» **WHAT THE TASK REQUIRES**:
Please give the lines below again exactly as they stand, from the one that contains "Extract the structured" up to and including the one that contains "Parse this screenshot: output", leaving all pictures out.

» **PROVIDED INFORMATION**:
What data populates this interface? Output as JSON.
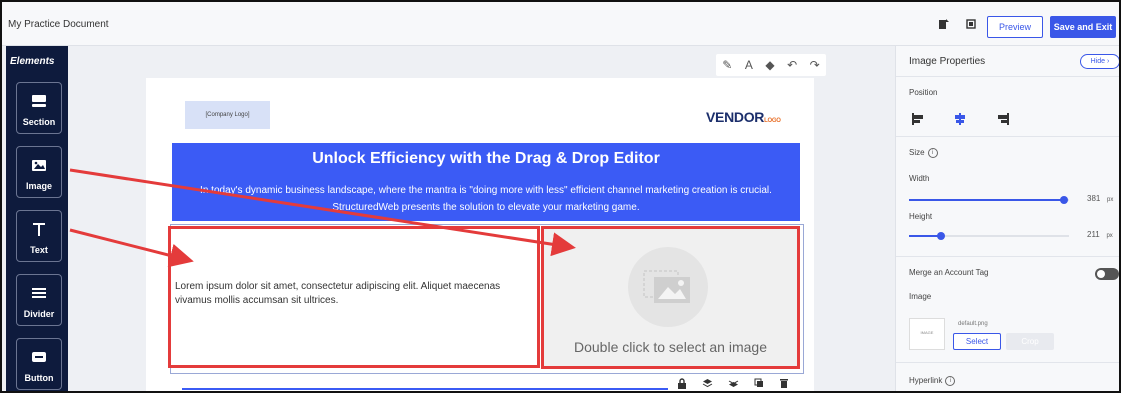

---

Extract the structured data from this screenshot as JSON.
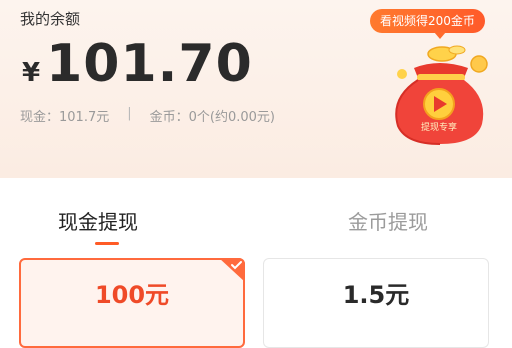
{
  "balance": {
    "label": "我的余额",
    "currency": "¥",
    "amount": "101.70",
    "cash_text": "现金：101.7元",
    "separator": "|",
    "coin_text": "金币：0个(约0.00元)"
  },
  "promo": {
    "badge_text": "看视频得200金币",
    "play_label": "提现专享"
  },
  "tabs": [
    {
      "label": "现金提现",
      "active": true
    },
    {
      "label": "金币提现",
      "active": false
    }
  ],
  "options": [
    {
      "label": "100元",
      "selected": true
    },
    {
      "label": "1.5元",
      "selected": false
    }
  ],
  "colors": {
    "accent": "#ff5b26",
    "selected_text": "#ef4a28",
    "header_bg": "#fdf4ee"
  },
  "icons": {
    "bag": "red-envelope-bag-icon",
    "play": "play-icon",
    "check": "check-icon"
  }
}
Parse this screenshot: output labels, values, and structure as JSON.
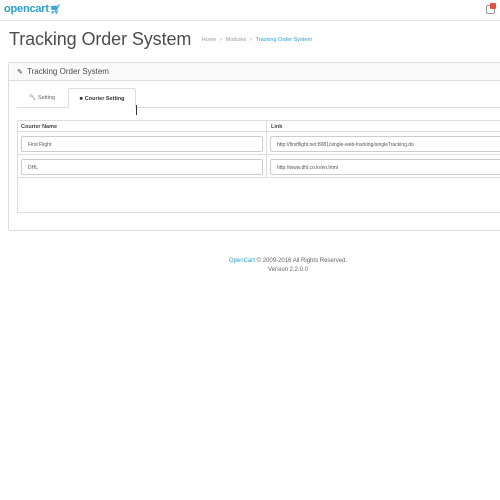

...

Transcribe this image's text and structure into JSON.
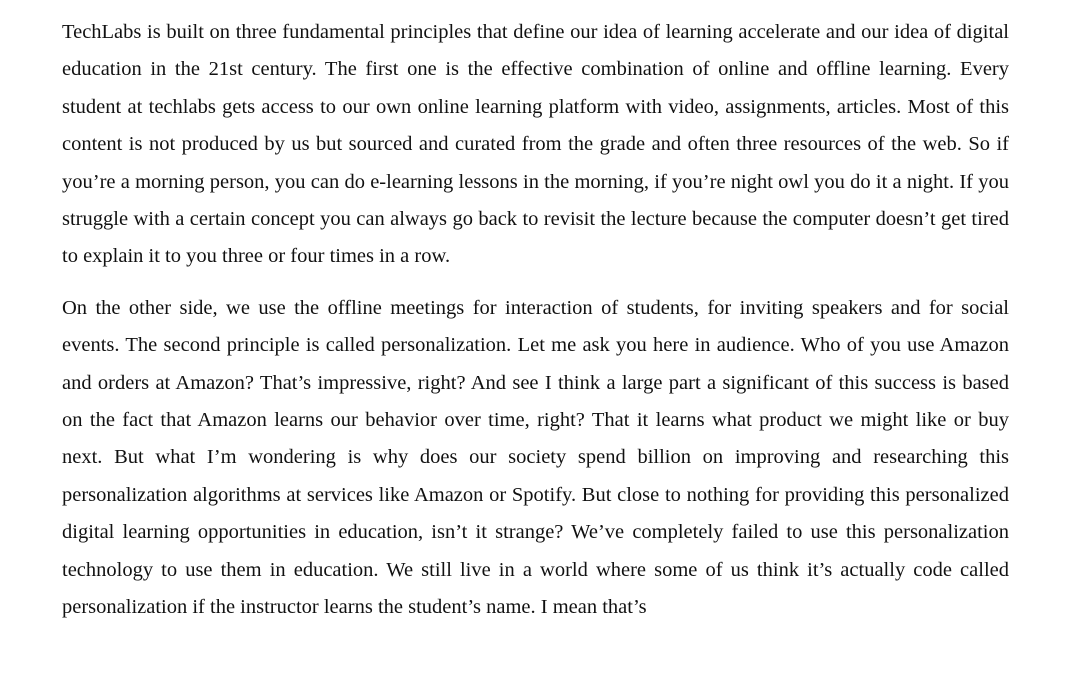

» **RESPONSE AREA**:
Extract the structured data from this screenshot as JSON.
{
  "balance": {
    "label": "我的余额",
    "currency": "¥",
    "amount": "101.70",
    "cash_text": "现金：101.7元",
    "separator": "|",
    "coin_text": "金币：0个(约0.00元)"
  },
  "promo": {
    "badge_text": "看视频得200金币",
    "play_label": "提现专享"
  },
  "tabs": [
    {
      "label": "现金提现",
      "active": true
    },
    {
      "label": "金币提现",
      "active": false
    }
  ],
  "options": [
    {
      "label": "100元",
      "selected": true
    },
    {
      "label": "1.5元",
      "selected": false
    }
  ],
  "colors": {
    "accent": "#ff5b26",
    "selected_text": "#ef4a28",
    "header_bg": "#fdf4ee"
  },
  "icons": {
    "bag": "red-envelope-bag-icon",
    "play": "play-icon",
    "check": "check-icon"
  }
}
Parse this screenshot: output labels, values, and structure as JSON.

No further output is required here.